  24. Klepstad P, Borchgrevink PC, Dale O, Zahlsen K, Aamo T, Fayers P, Fougner B, Kaasa S: Routine drug monitoring of serum concentrations of morphine, morphine-3-glucuronide and morphine-6-glucuronide do not predict clinical observations in cancer patients. Palliat Med 2003, 17: 679–687.PubMedGoogle Scholar
  25. Bunce M, O'Neill CM, Barnardo MC, Krausa P, Browning MJ, Morris PJ, Welsh KI: Phototyping: comprehensive DNA typing for HLA-A, B, C, DRB1, DRB3, DRB4, DRB5 & DQB1 by PCR with 144 primer mixes utilizing sequence-specific primers (PCR-SSP). Tissue Antigens 1995, 46: 355–367. 10.1111/j.1399-0039.1995.tb03127.xView ArticlePubMedGoogle Scholar
  26. Ross JR, Rutter D, Welsh K, Joel SP, Goller K, Wells AU, Du Bois R, Riley J: Clinical response to morphine in cancer patients and genetic variation in candidate genes. Pharmacogenomics J 2005, 5: 324–336. 10.1038/sj.tpj.6500327View ArticlePubMedGoogle Scholar
  27. Stephens M, Smith NJ, Donnelly P: A new statistical method for haplotype reconstruction from population data. Am J Hum Genet 2001, 68: 978–989. 10.1086/319501PubMed CentralView ArticlePubMedGoogle Scholar
  28. Stephens M, Donnelly P: A comparison of bayesian methods for haplotype reconstruction from population genotype data. Am J Hum Genet 2003, 73: 1162–1169. 10.1086/379378PubMed CentralView ArticlePubMedGoogle Scholar
  29. Hollander M, Wolfe DA: Nonparametric statistical methods. New York: Wiley; 1999.Google Scholar

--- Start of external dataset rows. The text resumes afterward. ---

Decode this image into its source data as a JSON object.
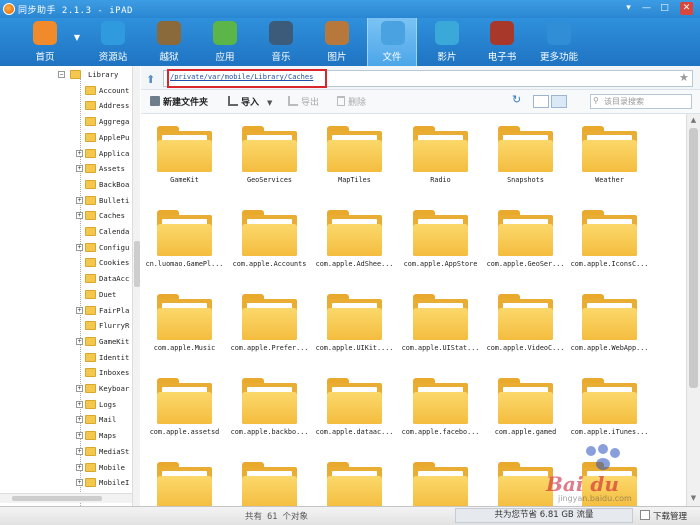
{
  "window": {
    "title": "同步助手 2.1.3 - iPAD",
    "controls": [
      "▾",
      "—",
      "□",
      "✕"
    ]
  },
  "nav": {
    "items": [
      {
        "label": "首页",
        "icon": "home-icon",
        "color": "#f08a2a"
      },
      {
        "label": "资源站",
        "icon": "resource-icon",
        "color": "#2f9bde"
      },
      {
        "label": "越狱",
        "icon": "jailbreak-icon",
        "color": "#8a6a3a"
      },
      {
        "label": "应用",
        "icon": "apps-icon",
        "color": "#5bb548"
      },
      {
        "label": "音乐",
        "icon": "music-icon",
        "color": "#3c5b7a"
      },
      {
        "label": "图片",
        "icon": "photo-icon",
        "color": "#b8783c"
      },
      {
        "label": "文件",
        "icon": "file-icon",
        "color": "#4aa3e0"
      },
      {
        "label": "影片",
        "icon": "video-icon",
        "color": "#3aa8d8"
      },
      {
        "label": "电子书",
        "icon": "ebook-icon",
        "color": "#a8382a"
      },
      {
        "label": "更多功能",
        "icon": "more-icon",
        "color": "#2f8ed6"
      }
    ],
    "active_index": 6
  },
  "sidebar": {
    "root": "Library",
    "items": [
      {
        "label": "Account",
        "expandable": false
      },
      {
        "label": "Address",
        "expandable": false
      },
      {
        "label": "Aggrega",
        "expandable": false
      },
      {
        "label": "ApplePu",
        "expandable": false
      },
      {
        "label": "Applica",
        "expandable": true
      },
      {
        "label": "Assets",
        "expandable": true
      },
      {
        "label": "BackBoa",
        "expandable": false
      },
      {
        "label": "Bulleti",
        "expandable": true
      },
      {
        "label": "Caches",
        "expandable": true
      },
      {
        "label": "Calenda",
        "expandable": false
      },
      {
        "label": "Configu",
        "expandable": true
      },
      {
        "label": "Cookies",
        "expandable": false
      },
      {
        "label": "DataAcc",
        "expandable": false
      },
      {
        "label": "Duet",
        "expandable": false
      },
      {
        "label": "FairPla",
        "expandable": true
      },
      {
        "label": "FlurryR",
        "expandable": false
      },
      {
        "label": "GameKit",
        "expandable": true
      },
      {
        "label": "Identit",
        "expandable": false
      },
      {
        "label": "Inboxes",
        "expandable": false
      },
      {
        "label": "Keyboar",
        "expandable": true
      },
      {
        "label": "Logs",
        "expandable": true
      },
      {
        "label": "Mail",
        "expandable": true
      },
      {
        "label": "Maps",
        "expandable": true
      },
      {
        "label": "MediaSt",
        "expandable": true
      },
      {
        "label": "Mobile",
        "expandable": true
      },
      {
        "label": "MobileI",
        "expandable": true
      }
    ]
  },
  "pathbar": {
    "path": "/private/var/mobile/Library/Caches"
  },
  "toolbar": {
    "new_folder": "新建文件夹",
    "import": "导入",
    "export": "导出",
    "delete": "删除",
    "search_placeholder": "该目录搜索"
  },
  "files": [
    "GameKit",
    "GeoServices",
    "MapTiles",
    "Radio",
    "Snapshots",
    "Weather",
    "cn.luomao.GamePl...",
    "com.apple.Accounts",
    "com.apple.AdShee...",
    "com.apple.AppStore",
    "com.apple.GeoSer...",
    "com.apple.IconsC...",
    "com.apple.Music",
    "com.apple.Prefer...",
    "com.apple.UIKit....",
    "com.apple.UIStat...",
    "com.apple.VideoC...",
    "com.apple.WebApp...",
    "com.apple.assetsd",
    "com.apple.backbo...",
    "com.apple.dataac...",
    "com.apple.facebo...",
    "com.apple.gamed",
    "com.apple.iTunes...",
    "",
    "",
    "",
    "",
    "",
    ""
  ],
  "status": {
    "count": "共有 61 个对象",
    "saved": "共为您节省  6.81 GB 流量",
    "download": "下载管理"
  },
  "watermark": {
    "text": "Bai du",
    "sub": "jingyan.baidu.com"
  }
}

Copyright

© Rakvåg et al; licensee BioMed Central Ltd. 2008

This article is published under license to BioMed Central Ltd. This is an Open Access article distributed under the terms of the Creative Commons Attribution License (http://creativecommons.org/licenses/by/2.0), which permits unrestricted use, distribution, and reproduction in any medium, provided the original work is properly cited.

Advertisement